Pretty Lights @ House of Blues 11.5.10
by Jerry Slutsky (Psychology), published December 28th 2010
While Harvard was too busy rowing their crew, Pretty Lights descended upon Boston. It was a frigid November night, but inside the House of Blues, the place was heating up. People from all over the east coast flocked to the historic venue in order to witness greatness. Chali 2na (pronounced Charley Tuna), the second most recognizable baritone to that of Morgan Freeman, took thousands by storm. 2na, from the legendary hip-hop group Jurassic 5, spent all of the energy his six foot six inch gigantic body could provide, including his snicker-bars-for-fingers, to hype the crowd. However, seeing 2na in person was a treat in itself for anyone in the audience with some background in hip-hop. Even those unfamiliar with 2na’s work in the legendary group Jurassic 5 could appreciate the music that 2na was performing. 2na performed some J5 classics such as ‘Freedom’ and ‘Golden’, as well as some lesser-known songs from his solo career. It was refreshing to hear Chali’s signature: funky beats integrated with meaningful lyrics as opposed to the overproduced club rap most symbolized by Souldja Boy’s mindless, ass-clown productions. Having 2na open for Pretty Lights wasn’t only enjoyable, it also provided a dramatic backdrop: musicians like Chali 2na are endorsing the sound of white suburban DJs over music by the Gucci Mane’s of the world because musicians like Pretty Lights’s are using ‘90s hip-hop as a key ingredient in a new musical movement.
Pretty Lights is a Colorado based group comprised of sole mastermind, Derek Vincent Smith, along with his touring drummer, Adam Deitch. Pretty Lights displayed a musical diversity that is implicated in their sound during the performance. The sound originates with the deep thumping bass of the bass drum on every beat, which can be found in house music of most clubs. Also, the beat is sprinkled with some rock samples, such as ‘Midnight Rider’ by the Allman Brothers Band, and rap samples like ‘Born Again’ by Notorious B.I.G. Pretty Lights has a distinct sound much like Brother Ali and the work being done at Rhymesayers Entertainment, where the boundaries of sound are constantly being pushed. Where Lil’ Wayne falls short, Pretty Lights takes his hip-hop roots further through the experimentation of samples from all genres.
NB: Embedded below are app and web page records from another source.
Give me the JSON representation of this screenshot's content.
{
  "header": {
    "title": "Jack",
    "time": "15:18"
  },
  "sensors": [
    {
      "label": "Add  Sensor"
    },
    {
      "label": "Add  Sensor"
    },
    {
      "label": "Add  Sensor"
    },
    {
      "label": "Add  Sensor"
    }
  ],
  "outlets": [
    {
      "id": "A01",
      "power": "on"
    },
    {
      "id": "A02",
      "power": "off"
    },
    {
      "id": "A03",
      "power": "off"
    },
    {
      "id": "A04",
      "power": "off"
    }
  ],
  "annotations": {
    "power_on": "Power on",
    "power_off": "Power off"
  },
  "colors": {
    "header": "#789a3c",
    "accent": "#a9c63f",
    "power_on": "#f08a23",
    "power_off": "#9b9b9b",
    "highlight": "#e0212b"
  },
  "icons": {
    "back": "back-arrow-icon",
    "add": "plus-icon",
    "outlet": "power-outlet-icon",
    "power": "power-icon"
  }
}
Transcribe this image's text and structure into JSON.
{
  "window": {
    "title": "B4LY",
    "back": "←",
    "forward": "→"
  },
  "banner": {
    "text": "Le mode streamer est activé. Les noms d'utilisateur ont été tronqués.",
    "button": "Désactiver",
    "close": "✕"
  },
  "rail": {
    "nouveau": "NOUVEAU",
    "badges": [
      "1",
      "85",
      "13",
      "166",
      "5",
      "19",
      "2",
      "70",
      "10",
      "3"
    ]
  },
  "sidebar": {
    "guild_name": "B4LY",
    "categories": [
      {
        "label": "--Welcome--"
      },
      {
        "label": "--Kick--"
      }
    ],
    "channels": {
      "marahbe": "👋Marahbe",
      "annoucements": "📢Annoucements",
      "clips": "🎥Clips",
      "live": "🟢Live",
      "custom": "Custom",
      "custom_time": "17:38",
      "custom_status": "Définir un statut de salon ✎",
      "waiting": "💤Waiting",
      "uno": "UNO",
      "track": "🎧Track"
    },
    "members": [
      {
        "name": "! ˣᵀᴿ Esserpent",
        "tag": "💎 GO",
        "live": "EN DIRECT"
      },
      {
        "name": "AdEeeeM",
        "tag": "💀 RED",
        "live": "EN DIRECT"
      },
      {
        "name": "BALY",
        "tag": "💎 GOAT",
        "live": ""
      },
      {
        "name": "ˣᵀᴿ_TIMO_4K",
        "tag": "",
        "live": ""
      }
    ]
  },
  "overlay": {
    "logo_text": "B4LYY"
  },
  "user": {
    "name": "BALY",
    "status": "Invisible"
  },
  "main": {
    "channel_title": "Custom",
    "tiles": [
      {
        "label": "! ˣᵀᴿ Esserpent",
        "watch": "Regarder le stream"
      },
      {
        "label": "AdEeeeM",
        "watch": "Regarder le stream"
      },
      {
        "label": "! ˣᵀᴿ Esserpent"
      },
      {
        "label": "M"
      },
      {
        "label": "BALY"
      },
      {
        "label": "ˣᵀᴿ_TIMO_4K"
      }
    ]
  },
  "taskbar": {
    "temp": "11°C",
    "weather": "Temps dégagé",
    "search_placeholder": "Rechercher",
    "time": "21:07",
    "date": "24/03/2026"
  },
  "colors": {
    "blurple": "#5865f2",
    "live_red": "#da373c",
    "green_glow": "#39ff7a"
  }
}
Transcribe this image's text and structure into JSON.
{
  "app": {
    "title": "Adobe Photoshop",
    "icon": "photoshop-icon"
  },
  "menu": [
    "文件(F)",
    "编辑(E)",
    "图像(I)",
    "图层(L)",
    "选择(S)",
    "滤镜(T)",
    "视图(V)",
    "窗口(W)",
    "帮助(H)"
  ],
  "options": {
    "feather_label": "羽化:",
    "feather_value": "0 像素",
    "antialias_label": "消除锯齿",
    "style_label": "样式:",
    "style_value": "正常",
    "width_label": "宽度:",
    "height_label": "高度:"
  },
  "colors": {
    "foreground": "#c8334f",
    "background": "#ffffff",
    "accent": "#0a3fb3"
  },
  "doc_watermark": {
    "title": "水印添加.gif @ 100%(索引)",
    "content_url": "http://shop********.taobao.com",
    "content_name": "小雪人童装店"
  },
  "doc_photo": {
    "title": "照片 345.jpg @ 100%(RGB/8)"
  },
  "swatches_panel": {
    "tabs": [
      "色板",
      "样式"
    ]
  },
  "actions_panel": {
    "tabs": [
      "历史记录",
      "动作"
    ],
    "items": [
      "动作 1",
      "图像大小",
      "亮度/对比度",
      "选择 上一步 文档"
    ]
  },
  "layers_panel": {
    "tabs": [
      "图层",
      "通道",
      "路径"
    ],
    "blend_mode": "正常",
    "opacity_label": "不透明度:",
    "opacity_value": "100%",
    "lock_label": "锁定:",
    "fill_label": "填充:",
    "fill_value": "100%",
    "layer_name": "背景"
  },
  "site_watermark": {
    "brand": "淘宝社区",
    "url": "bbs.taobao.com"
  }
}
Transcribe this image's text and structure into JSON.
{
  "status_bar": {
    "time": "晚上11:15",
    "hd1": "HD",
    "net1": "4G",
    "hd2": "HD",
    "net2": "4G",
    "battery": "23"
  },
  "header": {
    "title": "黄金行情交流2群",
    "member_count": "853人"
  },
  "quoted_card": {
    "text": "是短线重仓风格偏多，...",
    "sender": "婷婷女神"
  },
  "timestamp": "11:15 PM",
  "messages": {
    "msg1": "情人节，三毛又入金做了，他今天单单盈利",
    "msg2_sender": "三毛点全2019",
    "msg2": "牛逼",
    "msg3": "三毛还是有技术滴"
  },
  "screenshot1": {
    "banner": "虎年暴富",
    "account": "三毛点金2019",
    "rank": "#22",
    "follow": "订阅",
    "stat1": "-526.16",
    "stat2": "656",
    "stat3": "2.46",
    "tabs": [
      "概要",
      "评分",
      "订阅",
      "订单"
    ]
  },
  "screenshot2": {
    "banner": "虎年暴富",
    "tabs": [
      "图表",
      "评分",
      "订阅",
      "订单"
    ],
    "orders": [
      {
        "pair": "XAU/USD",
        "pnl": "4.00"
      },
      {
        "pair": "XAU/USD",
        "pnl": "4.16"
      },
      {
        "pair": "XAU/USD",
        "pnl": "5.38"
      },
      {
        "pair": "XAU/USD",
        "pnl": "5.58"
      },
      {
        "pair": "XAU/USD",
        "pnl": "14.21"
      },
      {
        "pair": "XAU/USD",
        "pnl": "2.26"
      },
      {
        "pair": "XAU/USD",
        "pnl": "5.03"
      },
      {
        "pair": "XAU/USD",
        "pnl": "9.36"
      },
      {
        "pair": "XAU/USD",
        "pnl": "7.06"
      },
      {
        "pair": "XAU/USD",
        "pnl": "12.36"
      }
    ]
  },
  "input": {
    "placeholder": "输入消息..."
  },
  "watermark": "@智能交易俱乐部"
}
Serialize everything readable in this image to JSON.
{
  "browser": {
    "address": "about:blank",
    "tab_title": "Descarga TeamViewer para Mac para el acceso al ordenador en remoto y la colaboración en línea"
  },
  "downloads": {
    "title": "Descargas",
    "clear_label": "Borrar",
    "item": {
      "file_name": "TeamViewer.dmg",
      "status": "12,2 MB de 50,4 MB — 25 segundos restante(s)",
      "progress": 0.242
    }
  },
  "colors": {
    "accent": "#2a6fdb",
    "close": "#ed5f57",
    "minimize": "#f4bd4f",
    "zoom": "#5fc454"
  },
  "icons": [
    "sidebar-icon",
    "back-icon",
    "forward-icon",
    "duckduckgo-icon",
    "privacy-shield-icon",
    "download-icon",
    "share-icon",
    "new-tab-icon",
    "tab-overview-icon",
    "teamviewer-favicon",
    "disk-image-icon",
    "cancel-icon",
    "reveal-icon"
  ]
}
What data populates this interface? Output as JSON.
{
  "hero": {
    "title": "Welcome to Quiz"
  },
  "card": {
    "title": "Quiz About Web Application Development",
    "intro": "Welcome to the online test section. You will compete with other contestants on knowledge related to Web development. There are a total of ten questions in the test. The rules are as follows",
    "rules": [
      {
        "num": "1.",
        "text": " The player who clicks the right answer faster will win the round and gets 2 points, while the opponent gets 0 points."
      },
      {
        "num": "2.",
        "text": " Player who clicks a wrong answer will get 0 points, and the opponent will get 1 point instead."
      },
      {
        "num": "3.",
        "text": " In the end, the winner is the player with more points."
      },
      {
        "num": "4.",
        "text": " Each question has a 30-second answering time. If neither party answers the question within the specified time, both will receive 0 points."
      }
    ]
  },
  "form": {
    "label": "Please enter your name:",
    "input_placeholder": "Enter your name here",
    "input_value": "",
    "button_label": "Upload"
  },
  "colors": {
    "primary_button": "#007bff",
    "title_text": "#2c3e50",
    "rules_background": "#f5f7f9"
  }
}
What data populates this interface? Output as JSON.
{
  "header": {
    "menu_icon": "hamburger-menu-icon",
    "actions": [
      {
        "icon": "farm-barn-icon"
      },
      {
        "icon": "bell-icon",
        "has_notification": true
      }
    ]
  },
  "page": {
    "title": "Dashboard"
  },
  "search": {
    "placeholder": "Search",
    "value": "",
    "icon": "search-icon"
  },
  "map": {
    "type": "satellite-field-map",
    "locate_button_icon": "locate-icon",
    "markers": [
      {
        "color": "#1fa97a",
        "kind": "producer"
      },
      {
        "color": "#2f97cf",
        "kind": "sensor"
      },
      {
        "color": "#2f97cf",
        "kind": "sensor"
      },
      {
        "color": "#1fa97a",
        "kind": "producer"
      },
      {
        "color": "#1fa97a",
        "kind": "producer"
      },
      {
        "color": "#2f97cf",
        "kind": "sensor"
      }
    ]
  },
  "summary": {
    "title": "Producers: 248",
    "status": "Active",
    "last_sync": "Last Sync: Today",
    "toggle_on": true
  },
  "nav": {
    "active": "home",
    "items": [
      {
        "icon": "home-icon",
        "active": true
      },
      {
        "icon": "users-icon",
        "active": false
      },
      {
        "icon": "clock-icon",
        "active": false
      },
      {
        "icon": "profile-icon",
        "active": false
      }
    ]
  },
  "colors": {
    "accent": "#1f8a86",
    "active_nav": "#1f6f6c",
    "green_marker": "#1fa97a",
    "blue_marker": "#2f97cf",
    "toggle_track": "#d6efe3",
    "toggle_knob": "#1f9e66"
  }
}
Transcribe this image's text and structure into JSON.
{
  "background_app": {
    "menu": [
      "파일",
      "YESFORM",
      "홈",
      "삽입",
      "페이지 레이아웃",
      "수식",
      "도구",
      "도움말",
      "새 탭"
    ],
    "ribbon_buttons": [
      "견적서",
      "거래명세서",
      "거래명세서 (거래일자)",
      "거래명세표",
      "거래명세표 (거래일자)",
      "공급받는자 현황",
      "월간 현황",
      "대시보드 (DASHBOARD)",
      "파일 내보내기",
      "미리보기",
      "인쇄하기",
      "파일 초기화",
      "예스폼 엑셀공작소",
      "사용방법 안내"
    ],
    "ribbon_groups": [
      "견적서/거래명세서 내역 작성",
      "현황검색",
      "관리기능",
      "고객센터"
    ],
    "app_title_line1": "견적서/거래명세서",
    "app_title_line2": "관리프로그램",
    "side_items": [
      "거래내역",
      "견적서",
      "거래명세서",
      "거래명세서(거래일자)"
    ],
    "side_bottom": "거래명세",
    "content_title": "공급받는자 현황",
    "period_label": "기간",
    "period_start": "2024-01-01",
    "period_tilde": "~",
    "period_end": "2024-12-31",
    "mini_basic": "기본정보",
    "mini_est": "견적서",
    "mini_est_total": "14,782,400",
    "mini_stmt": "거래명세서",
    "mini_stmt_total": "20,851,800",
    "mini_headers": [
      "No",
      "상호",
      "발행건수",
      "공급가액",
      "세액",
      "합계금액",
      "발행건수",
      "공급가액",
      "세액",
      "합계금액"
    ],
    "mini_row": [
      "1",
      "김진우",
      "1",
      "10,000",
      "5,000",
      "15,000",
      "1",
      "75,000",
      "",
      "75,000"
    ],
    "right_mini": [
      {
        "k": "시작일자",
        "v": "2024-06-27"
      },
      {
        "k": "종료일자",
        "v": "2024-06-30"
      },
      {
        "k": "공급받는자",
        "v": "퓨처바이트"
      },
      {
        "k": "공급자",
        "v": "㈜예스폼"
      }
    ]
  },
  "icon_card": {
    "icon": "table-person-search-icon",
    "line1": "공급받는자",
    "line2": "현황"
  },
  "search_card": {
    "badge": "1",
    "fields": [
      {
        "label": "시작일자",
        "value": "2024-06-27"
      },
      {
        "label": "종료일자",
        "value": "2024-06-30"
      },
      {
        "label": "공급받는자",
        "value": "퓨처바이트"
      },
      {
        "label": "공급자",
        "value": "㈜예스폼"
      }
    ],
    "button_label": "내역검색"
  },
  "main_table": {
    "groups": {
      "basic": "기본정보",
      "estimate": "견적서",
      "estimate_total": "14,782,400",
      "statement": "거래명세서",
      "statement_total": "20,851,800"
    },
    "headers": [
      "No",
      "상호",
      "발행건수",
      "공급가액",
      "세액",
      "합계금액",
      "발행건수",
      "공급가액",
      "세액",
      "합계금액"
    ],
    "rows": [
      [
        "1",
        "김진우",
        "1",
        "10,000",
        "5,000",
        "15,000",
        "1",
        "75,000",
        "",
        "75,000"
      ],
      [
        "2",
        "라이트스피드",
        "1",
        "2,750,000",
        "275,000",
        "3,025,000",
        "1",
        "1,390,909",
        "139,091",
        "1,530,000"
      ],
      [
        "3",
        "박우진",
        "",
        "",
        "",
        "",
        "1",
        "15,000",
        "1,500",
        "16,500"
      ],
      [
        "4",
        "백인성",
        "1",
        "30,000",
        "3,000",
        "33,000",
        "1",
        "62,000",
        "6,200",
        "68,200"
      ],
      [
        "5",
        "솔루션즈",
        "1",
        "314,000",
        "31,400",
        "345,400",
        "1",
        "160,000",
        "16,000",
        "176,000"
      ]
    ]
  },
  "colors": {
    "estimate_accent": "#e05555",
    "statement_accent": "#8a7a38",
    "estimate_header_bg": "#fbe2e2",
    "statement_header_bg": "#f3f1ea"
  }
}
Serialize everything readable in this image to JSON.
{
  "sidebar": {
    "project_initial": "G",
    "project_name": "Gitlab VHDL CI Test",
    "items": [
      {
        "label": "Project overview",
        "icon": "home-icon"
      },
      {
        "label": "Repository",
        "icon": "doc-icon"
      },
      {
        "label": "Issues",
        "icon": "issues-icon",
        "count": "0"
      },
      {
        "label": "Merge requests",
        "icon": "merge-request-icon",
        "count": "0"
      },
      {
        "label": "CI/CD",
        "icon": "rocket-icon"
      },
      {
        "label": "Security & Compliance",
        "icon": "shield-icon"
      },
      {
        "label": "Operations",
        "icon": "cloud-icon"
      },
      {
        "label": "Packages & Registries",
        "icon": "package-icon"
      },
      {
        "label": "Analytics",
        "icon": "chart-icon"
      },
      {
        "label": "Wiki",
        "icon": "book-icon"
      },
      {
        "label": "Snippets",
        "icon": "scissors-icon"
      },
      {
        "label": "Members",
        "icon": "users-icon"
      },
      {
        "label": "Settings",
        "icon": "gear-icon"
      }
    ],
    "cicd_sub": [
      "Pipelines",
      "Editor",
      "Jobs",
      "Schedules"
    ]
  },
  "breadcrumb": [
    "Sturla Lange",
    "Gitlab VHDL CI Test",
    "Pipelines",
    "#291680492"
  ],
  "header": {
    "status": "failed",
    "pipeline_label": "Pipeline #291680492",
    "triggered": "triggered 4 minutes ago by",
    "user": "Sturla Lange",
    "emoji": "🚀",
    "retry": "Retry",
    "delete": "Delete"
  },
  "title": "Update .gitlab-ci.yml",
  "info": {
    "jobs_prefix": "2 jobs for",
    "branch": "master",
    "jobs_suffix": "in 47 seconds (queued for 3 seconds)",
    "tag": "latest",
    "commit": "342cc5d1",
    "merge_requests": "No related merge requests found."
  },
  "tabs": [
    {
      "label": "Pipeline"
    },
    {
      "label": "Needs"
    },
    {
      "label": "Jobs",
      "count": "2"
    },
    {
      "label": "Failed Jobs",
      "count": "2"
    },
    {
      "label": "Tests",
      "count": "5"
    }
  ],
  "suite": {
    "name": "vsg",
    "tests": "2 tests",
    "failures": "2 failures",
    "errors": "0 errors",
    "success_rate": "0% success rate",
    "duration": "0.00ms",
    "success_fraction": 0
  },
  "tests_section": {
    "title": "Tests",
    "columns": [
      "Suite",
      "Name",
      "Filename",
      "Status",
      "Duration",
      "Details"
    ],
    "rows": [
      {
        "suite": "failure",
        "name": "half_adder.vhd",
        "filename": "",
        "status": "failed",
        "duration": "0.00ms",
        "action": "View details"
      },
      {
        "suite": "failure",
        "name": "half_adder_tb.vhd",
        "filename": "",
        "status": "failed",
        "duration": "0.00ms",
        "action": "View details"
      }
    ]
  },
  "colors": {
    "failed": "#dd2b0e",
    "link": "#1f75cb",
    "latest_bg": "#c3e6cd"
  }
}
For all the accolades Pretty Lights deserves for continuing the rich tradition of experimentation in jazz and hip-hop, it comes at the expense of an over-reliance and glorification of drugs. Drugs have always been a part of music. From Charlie Parker to Chalie 2na, musicians have used drugs in one form or another, but even the great Birdman himself lost his sound when he was strung out on heroine. This isn’t the occasional joint that Peter Tosh advocated in his 1978 tune ‘Legalize It,’ but a reliance on Molly and X to have a good time. The difference, while subtle, is important. While musicians have used drugs to ‘enhance’ their music in the past, the new type of fan that Pretty Lights attracts is using the music to make his trip better. It was obvious by the way that Pretty Lights’s audience was flailing their limbs around without a rhythmic bone in their body, that many of them arrived on hard drugs in order to help them enjoy the music better. An amateur could have fooled around on Garage Band for an hour and a half and most of the audience wouldn’t have cared.
Fortunately, Pretty Lights, through their popularity and diverse musical creations, has the potential to redeem electronica. The formula for Pretty Lights’ success is that the spacey samples lure the audience into a steady groove and then they build the beat through the coordinating hits between the live drumming from Adam and hits on the drum pad from Derek. Pretty Lights performed all of the classics that the audience wanted to hear. Some of the songs that got the most cheers were Something’s Wrong, Aimin’ At Your Head, and Finally Moving, which transitioned into the Finally Moving Remix.
In the end, calories were burned, beads of sweat hit the floor, and drops of LSD reached the tongues of many. A majority of the audience came to the House of Blues to get high first and foremost, and then see a performance. The show was fun for everyone, but not indicative of the beginning of the next wave of music.